WORK ITEM. If a line in the records contains the word "background", count it; state the resulting number and nothing more.

PROVIDED INFORMATION.
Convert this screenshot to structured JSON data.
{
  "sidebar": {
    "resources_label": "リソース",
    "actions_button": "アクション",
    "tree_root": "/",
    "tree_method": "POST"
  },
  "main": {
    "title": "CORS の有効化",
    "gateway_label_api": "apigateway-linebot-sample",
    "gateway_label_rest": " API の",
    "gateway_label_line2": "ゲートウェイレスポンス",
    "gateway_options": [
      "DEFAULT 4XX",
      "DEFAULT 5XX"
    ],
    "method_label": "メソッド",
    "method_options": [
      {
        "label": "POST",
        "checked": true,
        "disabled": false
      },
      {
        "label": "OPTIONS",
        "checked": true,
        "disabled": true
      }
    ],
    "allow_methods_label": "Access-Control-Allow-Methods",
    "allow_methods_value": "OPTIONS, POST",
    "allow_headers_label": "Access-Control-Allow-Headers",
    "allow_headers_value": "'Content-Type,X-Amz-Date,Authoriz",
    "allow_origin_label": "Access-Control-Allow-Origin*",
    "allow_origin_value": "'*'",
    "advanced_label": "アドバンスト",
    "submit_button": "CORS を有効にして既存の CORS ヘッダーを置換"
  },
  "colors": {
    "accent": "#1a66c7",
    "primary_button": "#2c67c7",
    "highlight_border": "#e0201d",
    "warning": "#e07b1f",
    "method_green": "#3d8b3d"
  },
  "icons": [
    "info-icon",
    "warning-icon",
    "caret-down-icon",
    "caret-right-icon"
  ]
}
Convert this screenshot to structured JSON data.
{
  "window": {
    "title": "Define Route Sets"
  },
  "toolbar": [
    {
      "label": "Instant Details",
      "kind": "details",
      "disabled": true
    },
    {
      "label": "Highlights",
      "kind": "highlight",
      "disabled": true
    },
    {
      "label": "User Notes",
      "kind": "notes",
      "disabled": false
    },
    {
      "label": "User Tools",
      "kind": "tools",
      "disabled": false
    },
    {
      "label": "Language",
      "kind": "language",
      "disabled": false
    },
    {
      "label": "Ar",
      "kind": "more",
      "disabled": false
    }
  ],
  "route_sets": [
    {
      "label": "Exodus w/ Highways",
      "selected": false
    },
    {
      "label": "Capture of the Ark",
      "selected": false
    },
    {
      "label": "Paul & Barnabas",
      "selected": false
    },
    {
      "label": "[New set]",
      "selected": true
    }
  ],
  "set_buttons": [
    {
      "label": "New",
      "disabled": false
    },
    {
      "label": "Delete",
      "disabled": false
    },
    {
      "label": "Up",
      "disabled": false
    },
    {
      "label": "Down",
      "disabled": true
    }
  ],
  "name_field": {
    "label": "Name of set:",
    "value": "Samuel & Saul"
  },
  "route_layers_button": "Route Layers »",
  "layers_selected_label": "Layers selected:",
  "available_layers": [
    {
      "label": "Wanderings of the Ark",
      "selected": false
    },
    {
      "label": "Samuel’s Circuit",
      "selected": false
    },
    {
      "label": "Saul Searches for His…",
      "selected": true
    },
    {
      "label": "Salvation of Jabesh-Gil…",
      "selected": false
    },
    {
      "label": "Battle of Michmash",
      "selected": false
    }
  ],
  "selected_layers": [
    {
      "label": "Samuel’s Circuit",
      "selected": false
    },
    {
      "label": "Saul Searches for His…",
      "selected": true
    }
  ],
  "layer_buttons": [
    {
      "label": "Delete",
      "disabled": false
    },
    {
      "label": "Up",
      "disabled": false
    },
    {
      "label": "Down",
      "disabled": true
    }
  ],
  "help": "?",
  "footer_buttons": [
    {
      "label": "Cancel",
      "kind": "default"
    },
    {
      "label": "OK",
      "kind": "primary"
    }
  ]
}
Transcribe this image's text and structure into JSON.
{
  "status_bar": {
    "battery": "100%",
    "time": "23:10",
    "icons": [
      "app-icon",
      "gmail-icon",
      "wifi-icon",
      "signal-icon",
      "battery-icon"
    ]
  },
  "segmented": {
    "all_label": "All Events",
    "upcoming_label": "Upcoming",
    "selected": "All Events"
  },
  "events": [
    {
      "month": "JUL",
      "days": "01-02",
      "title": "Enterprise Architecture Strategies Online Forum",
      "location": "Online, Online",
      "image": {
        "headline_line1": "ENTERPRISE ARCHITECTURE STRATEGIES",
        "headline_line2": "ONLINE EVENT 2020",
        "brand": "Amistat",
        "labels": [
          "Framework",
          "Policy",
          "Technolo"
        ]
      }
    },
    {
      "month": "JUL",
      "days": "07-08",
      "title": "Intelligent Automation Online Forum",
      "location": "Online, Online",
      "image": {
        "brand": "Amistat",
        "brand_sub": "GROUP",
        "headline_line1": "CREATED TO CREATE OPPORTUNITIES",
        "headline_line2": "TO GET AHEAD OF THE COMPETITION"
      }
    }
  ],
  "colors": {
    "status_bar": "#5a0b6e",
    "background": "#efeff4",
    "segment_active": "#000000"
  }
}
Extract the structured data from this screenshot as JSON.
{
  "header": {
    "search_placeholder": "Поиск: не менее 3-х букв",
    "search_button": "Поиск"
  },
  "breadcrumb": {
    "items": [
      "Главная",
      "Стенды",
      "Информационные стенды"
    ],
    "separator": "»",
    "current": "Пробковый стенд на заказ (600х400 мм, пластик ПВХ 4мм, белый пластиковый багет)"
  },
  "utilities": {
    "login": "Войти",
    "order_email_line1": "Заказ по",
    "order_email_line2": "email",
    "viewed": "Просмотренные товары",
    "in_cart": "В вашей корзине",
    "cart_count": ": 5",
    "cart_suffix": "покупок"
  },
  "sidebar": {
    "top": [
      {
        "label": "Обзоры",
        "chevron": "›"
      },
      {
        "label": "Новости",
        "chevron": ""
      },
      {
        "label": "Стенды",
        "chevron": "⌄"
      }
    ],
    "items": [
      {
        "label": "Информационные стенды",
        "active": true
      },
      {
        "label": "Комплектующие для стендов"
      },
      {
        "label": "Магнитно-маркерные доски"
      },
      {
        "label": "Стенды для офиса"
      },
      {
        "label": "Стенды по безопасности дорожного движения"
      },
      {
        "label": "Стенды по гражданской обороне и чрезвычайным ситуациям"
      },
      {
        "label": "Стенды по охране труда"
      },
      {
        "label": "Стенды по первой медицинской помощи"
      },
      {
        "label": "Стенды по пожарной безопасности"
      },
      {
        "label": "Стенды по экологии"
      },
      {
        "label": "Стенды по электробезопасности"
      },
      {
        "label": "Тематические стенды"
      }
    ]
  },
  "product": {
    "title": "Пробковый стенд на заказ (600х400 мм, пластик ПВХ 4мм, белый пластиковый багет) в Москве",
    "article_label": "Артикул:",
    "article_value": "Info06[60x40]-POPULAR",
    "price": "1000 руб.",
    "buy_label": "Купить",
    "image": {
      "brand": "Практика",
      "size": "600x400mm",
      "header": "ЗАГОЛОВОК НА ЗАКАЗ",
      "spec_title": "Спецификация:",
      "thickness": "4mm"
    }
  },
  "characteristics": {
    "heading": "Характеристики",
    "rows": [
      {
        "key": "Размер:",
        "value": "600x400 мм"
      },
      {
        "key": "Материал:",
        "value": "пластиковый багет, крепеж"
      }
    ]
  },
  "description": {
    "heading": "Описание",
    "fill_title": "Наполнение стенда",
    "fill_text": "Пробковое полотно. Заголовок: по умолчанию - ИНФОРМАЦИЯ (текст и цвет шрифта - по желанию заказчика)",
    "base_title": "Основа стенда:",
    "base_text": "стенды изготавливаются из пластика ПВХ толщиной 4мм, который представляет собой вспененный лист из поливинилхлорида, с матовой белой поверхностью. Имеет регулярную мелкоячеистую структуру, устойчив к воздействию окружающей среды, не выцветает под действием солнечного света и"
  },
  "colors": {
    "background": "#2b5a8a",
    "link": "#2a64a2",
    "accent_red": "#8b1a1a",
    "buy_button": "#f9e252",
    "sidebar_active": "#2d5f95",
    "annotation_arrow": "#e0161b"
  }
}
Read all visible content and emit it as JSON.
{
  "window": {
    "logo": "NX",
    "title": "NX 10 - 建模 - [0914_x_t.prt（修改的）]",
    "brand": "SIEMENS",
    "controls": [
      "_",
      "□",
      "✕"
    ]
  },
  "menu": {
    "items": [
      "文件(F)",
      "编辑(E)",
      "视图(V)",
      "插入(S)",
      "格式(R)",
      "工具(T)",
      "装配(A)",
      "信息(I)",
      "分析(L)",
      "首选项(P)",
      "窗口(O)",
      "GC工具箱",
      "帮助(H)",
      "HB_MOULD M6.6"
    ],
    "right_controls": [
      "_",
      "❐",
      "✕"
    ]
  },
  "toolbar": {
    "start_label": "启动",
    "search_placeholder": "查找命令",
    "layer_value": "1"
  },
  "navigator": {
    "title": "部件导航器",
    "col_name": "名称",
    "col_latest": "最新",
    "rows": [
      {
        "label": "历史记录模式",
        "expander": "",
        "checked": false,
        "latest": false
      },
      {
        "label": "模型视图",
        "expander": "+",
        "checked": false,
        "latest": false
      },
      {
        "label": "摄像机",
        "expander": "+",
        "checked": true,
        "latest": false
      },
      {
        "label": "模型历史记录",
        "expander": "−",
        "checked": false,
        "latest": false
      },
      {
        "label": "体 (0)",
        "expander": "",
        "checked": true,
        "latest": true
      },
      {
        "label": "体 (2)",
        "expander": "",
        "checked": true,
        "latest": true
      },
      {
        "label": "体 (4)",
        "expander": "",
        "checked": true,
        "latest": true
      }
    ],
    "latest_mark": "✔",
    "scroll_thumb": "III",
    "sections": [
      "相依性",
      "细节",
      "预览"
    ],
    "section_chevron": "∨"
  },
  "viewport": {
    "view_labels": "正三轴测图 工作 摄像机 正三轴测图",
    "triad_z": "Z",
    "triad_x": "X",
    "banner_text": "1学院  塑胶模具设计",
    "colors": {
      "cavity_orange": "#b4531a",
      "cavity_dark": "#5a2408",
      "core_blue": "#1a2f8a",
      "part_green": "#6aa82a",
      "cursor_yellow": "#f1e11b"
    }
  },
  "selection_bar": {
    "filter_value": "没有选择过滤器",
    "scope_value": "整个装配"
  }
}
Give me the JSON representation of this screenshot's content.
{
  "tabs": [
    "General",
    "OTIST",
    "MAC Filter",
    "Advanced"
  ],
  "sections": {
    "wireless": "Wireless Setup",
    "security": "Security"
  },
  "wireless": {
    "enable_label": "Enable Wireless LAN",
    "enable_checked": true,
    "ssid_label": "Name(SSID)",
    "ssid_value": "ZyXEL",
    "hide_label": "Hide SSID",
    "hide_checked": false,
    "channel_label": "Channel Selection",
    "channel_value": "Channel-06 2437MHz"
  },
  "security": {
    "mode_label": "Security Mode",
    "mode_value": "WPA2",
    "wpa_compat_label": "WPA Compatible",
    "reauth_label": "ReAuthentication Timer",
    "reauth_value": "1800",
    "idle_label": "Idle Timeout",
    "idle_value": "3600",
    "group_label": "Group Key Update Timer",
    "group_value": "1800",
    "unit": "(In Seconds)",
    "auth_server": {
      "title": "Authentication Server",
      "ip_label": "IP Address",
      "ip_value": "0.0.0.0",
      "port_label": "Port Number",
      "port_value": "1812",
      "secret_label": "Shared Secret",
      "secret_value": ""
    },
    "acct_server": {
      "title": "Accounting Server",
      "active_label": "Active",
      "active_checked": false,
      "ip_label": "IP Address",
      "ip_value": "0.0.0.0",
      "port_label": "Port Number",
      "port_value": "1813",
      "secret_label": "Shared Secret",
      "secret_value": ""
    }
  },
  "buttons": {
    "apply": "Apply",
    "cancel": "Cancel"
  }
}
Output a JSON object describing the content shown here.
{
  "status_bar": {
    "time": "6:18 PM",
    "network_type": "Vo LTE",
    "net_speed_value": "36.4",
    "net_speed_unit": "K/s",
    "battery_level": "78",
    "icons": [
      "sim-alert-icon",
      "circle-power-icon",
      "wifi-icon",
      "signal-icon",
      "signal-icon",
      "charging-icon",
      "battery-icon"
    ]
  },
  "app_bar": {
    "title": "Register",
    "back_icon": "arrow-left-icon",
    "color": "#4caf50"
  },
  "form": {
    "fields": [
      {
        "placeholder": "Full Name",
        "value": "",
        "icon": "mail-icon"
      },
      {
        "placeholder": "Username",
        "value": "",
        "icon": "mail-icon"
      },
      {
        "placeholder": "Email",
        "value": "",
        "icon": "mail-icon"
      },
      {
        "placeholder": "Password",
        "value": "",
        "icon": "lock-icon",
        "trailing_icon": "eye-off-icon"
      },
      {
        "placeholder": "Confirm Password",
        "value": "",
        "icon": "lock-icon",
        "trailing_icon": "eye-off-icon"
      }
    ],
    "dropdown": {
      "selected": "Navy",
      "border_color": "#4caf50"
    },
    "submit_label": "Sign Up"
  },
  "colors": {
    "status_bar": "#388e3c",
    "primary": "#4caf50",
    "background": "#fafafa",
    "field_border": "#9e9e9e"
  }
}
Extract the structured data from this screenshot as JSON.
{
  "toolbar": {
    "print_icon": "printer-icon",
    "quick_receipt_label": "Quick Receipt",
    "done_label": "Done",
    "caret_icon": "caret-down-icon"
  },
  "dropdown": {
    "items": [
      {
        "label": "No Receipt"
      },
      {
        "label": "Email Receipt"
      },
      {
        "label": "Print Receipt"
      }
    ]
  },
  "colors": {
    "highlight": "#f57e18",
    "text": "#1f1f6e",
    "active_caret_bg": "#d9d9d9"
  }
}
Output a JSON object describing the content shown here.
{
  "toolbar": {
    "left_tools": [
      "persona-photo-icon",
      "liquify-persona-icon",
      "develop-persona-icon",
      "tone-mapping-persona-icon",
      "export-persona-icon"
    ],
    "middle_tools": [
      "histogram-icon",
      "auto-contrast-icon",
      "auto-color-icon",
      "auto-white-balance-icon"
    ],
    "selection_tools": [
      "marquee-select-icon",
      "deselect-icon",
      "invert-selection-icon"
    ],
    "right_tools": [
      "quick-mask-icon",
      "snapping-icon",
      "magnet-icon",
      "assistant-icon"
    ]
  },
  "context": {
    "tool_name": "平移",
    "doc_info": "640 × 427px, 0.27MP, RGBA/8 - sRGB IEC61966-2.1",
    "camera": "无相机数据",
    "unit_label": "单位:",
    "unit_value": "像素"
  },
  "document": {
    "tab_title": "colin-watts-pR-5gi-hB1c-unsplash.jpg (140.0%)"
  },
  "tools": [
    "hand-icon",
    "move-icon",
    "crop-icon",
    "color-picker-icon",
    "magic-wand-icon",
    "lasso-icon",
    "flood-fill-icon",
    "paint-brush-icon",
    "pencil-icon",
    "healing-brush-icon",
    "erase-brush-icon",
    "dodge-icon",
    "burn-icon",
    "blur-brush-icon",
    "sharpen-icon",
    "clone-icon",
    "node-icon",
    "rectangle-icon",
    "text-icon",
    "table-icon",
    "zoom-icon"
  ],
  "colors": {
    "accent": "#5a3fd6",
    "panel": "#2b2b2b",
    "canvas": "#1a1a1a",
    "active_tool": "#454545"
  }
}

FINISHED EXERCISE. 3